## Task requirements
Every line of the material must be given again verbatim. Skip the images.

─── The data ───

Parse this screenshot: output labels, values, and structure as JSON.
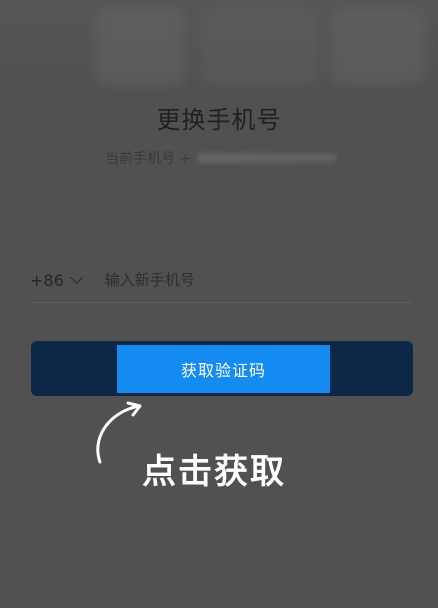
{
  "page": {
    "title": "更换手机号",
    "current_phone_label": "当前手机号 +"
  },
  "form": {
    "country_code": "+86",
    "phone_placeholder": "输入新手机号",
    "phone_value": ""
  },
  "actions": {
    "get_code_label": "获取验证码"
  },
  "tutorial": {
    "hint_text": "点击获取"
  },
  "colors": {
    "button": "#138bf0",
    "highlight_frame": "#0d2746",
    "overlay": "#515151"
  }
}
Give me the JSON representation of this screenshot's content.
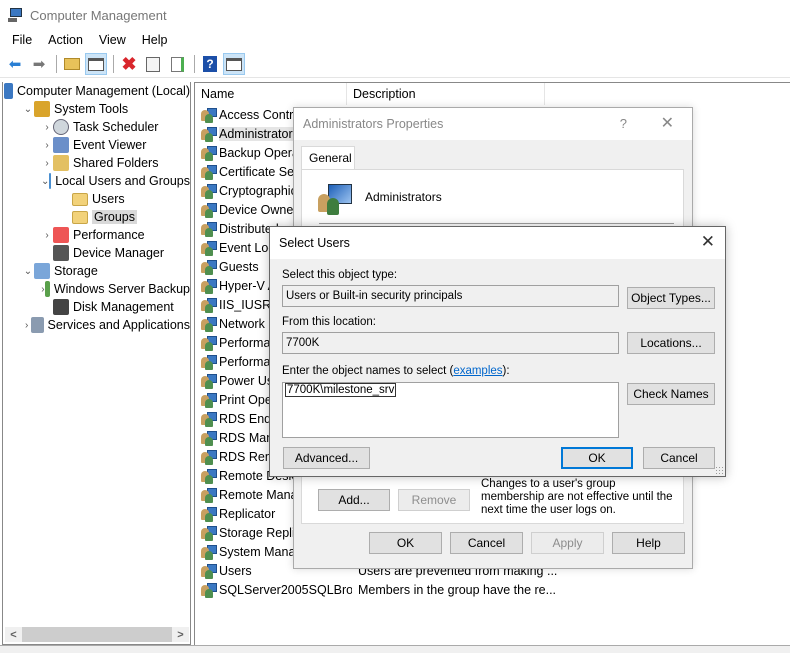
{
  "window": {
    "title": "Computer Management"
  },
  "menu": [
    "File",
    "Action",
    "View",
    "Help"
  ],
  "toolbar": {
    "buttons": [
      {
        "icon": "back-arrow-icon"
      },
      {
        "icon": "forward-arrow-icon"
      },
      {
        "icon": "up-folder-icon"
      },
      {
        "icon": "show-hide-console-tree-icon",
        "active": true
      },
      {
        "icon": "delete-icon"
      },
      {
        "icon": "properties-icon"
      },
      {
        "icon": "export-list-icon"
      },
      {
        "icon": "help-icon"
      },
      {
        "icon": "show-hide-action-pane-icon",
        "active": true
      }
    ]
  },
  "tree": [
    {
      "label": "Computer Management (Local)",
      "level": 0,
      "expander": "",
      "icon": "computer-icon"
    },
    {
      "label": "System Tools",
      "level": 1,
      "expander": "⌄",
      "icon": "tools-icon"
    },
    {
      "label": "Task Scheduler",
      "level": 2,
      "expander": "›",
      "icon": "clock-icon"
    },
    {
      "label": "Event Viewer",
      "level": 2,
      "expander": "›",
      "icon": "event-viewer-icon"
    },
    {
      "label": "Shared Folders",
      "level": 2,
      "expander": "›",
      "icon": "shared-folder-icon"
    },
    {
      "label": "Local Users and Groups",
      "level": 2,
      "expander": "⌄",
      "icon": "users-groups-icon"
    },
    {
      "label": "Users",
      "level": 3,
      "expander": "",
      "icon": "folder-icon"
    },
    {
      "label": "Groups",
      "level": 3,
      "expander": "",
      "icon": "folder-icon",
      "selected": true
    },
    {
      "label": "Performance",
      "level": 2,
      "expander": "›",
      "icon": "performance-icon"
    },
    {
      "label": "Device Manager",
      "level": 2,
      "expander": "",
      "icon": "device-manager-icon"
    },
    {
      "label": "Storage",
      "level": 1,
      "expander": "⌄",
      "icon": "storage-icon"
    },
    {
      "label": "Windows Server Backup",
      "level": 2,
      "expander": "›",
      "icon": "backup-icon"
    },
    {
      "label": "Disk Management",
      "level": 2,
      "expander": "",
      "icon": "disk-icon"
    },
    {
      "label": "Services and Applications",
      "level": 1,
      "expander": "›",
      "icon": "services-icon"
    }
  ],
  "list": {
    "columns": [
      "Name",
      "Description"
    ],
    "rows": [
      {
        "name": "Access Control...",
        "desc": ""
      },
      {
        "name": "Administrators",
        "desc": "",
        "selected": true
      },
      {
        "name": "Backup Operators",
        "desc": ""
      },
      {
        "name": "Certificate Serv...",
        "desc": ""
      },
      {
        "name": "Cryptographic...",
        "desc": ""
      },
      {
        "name": "Device Owners",
        "desc": ""
      },
      {
        "name": "Distributed...",
        "desc": ""
      },
      {
        "name": "Event Log...",
        "desc": ""
      },
      {
        "name": "Guests",
        "desc": ""
      },
      {
        "name": "Hyper-V A...",
        "desc": ""
      },
      {
        "name": "IIS_IUSRS",
        "desc": ""
      },
      {
        "name": "Network C...",
        "desc": ""
      },
      {
        "name": "Performance...",
        "desc": ""
      },
      {
        "name": "Performance...",
        "desc": ""
      },
      {
        "name": "Power Users",
        "desc": ""
      },
      {
        "name": "Print Operators",
        "desc": ""
      },
      {
        "name": "RDS Endpoint...",
        "desc": ""
      },
      {
        "name": "RDS Management...",
        "desc": ""
      },
      {
        "name": "RDS Remote...",
        "desc": ""
      },
      {
        "name": "Remote Desktop...",
        "desc": ""
      },
      {
        "name": "Remote Management...",
        "desc": ""
      },
      {
        "name": "Replicator",
        "desc": ""
      },
      {
        "name": "Storage Replica...",
        "desc": ""
      },
      {
        "name": "System Managed...",
        "desc": ""
      },
      {
        "name": "Users",
        "desc": "Users are prevented from making ..."
      },
      {
        "name": "SQLServer2005SQLBro...",
        "desc": "Members in the group have the re..."
      }
    ]
  },
  "props_dialog": {
    "title": "Administrators Properties",
    "help_glyph": "?",
    "close_glyph": "✕",
    "tab": "General",
    "group_name": "Administrators",
    "add_label": "Add...",
    "remove_label": "Remove",
    "note": "Changes to a user's group membership are not effective until the next time the user logs on.",
    "ok_label": "OK",
    "cancel_label": "Cancel",
    "apply_label": "Apply",
    "help_label": "Help"
  },
  "select_dialog": {
    "title": "Select Users",
    "close_glyph": "✕",
    "object_type_label": "Select this object type:",
    "object_type_value": "Users or Built-in security principals",
    "object_types_button": "Object Types...",
    "location_label": "From this location:",
    "location_value": "7700K",
    "locations_button": "Locations...",
    "names_label_prefix": "Enter the object names to select (",
    "names_label_link": "examples",
    "names_label_suffix": "):",
    "names_value": "7700K\\milestone_srv",
    "check_names_button": "Check Names",
    "advanced_button": "Advanced...",
    "ok_button": "OK",
    "cancel_button": "Cancel"
  }
}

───

## Solution to this task
Parse this screenshot: output labels, values, and structure as JSON.
{
  "page": {
    "title": "更换手机号",
    "current_phone_label": "当前手机号 +"
  },
  "form": {
    "country_code": "+86",
    "phone_placeholder": "输入新手机号",
    "phone_value": ""
  },
  "actions": {
    "get_code_label": "获取验证码"
  },
  "tutorial": {
    "hint_text": "点击获取"
  },
  "colors": {
    "button": "#138bf0",
    "highlight_frame": "#0d2746",
    "overlay": "#515151"
  }
}
Give me the JSON representation of this screenshot's content.
{
  "window": {
    "title": "Computer Management"
  },
  "menu": [
    "File",
    "Action",
    "View",
    "Help"
  ],
  "toolbar": {
    "buttons": [
      {
        "icon": "back-arrow-icon"
      },
      {
        "icon": "forward-arrow-icon"
      },
      {
        "icon": "up-folder-icon"
      },
      {
        "icon": "show-hide-console-tree-icon",
        "active": true
      },
      {
        "icon": "delete-icon"
      },
      {
        "icon": "properties-icon"
      },
      {
        "icon": "export-list-icon"
      },
      {
        "icon": "help-icon"
      },
      {
        "icon": "show-hide-action-pane-icon",
        "active": true
      }
    ]
  },
  "tree": [
    {
      "label": "Computer Management (Local)",
      "level": 0,
      "expander": "",
      "icon": "computer-icon"
    },
    {
      "label": "System Tools",
      "level": 1,
      "expander": "⌄",
      "icon": "tools-icon"
    },
    {
      "label": "Task Scheduler",
      "level": 2,
      "expander": "›",
      "icon": "clock-icon"
    },
    {
      "label": "Event Viewer",
      "level": 2,
      "expander": "›",
      "icon": "event-viewer-icon"
    },
    {
      "label": "Shared Folders",
      "level": 2,
      "expander": "›",
      "icon": "shared-folder-icon"
    },
    {
      "label": "Local Users and Groups",
      "level": 2,
      "expander": "⌄",
      "icon": "users-groups-icon"
    },
    {
      "label": "Users",
      "level": 3,
      "expander": "",
      "icon": "folder-icon"
    },
    {
      "label": "Groups",
      "level": 3,
      "expander": "",
      "icon": "folder-icon",
      "selected": true
    },
    {
      "label": "Performance",
      "level": 2,
      "expander": "›",
      "icon": "performance-icon"
    },
    {
      "label": "Device Manager",
      "level": 2,
      "expander": "",
      "icon": "device-manager-icon"
    },
    {
      "label": "Storage",
      "level": 1,
      "expander": "⌄",
      "icon": "storage-icon"
    },
    {
      "label": "Windows Server Backup",
      "level": 2,
      "expander": "›",
      "icon": "backup-icon"
    },
    {
      "label": "Disk Management",
      "level": 2,
      "expander": "",
      "icon": "disk-icon"
    },
    {
      "label": "Services and Applications",
      "level": 1,
      "expander": "›",
      "icon": "services-icon"
    }
  ],
  "list": {
    "columns": [
      "Name",
      "Description"
    ],
    "rows": [
      {
        "name": "Access Control...",
        "desc": ""
      },
      {
        "name": "Administrators",
        "desc": "",
        "selected": true
      },
      {
        "name": "Backup Operators",
        "desc": ""
      },
      {
        "name": "Certificate Serv...",
        "desc": ""
      },
      {
        "name": "Cryptographic...",
        "desc": ""
      },
      {
        "name": "Device Owners",
        "desc": ""
      },
      {
        "name": "Distributed...",
        "desc": ""
      },
      {
        "name": "Event Log...",
        "desc": ""
      },
      {
        "name": "Guests",
        "desc": ""
      },
      {
        "name": "Hyper-V A...",
        "desc": ""
      },
      {
        "name": "IIS_IUSRS",
        "desc": ""
      },
      {
        "name": "Network C...",
        "desc": ""
      },
      {
        "name": "Performance...",
        "desc": ""
      },
      {
        "name": "Performance...",
        "desc": ""
      },
      {
        "name": "Power Users",
        "desc": ""
      },
      {
        "name": "Print Operators",
        "desc": ""
      },
      {
        "name": "RDS Endpoint...",
        "desc": ""
      },
      {
        "name": "RDS Management...",
        "desc": ""
      },
      {
        "name": "RDS Remote...",
        "desc": ""
      },
      {
        "name": "Remote Desktop...",
        "desc": ""
      },
      {
        "name": "Remote Management...",
        "desc": ""
      },
      {
        "name": "Replicator",
        "desc": ""
      },
      {
        "name": "Storage Replica...",
        "desc": ""
      },
      {
        "name": "System Managed...",
        "desc": ""
      },
      {
        "name": "Users",
        "desc": "Users are prevented from making ..."
      },
      {
        "name": "SQLServer2005SQLBro...",
        "desc": "Members in the group have the re..."
      }
    ]
  },
  "props_dialog": {
    "title": "Administrators Properties",
    "help_glyph": "?",
    "close_glyph": "✕",
    "tab": "General",
    "group_name": "Administrators",
    "add_label": "Add...",
    "remove_label": "Remove",
    "note": "Changes to a user's group membership are not effective until the next time the user logs on.",
    "ok_label": "OK",
    "cancel_label": "Cancel",
    "apply_label": "Apply",
    "help_label": "Help"
  },
  "select_dialog": {
    "title": "Select Users",
    "close_glyph": "✕",
    "object_type_label": "Select this object type:",
    "object_type_value": "Users or Built-in security principals",
    "object_types_button": "Object Types...",
    "location_label": "From this location:",
    "location_value": "7700K",
    "locations_button": "Locations...",
    "names_label_prefix": "Enter the object names to select (",
    "names_label_link": "examples",
    "names_label_suffix": "):",
    "names_value": "7700K\\milestone_srv",
    "check_names_button": "Check Names",
    "advanced_button": "Advanced...",
    "ok_button": "OK",
    "cancel_button": "Cancel"
  }
}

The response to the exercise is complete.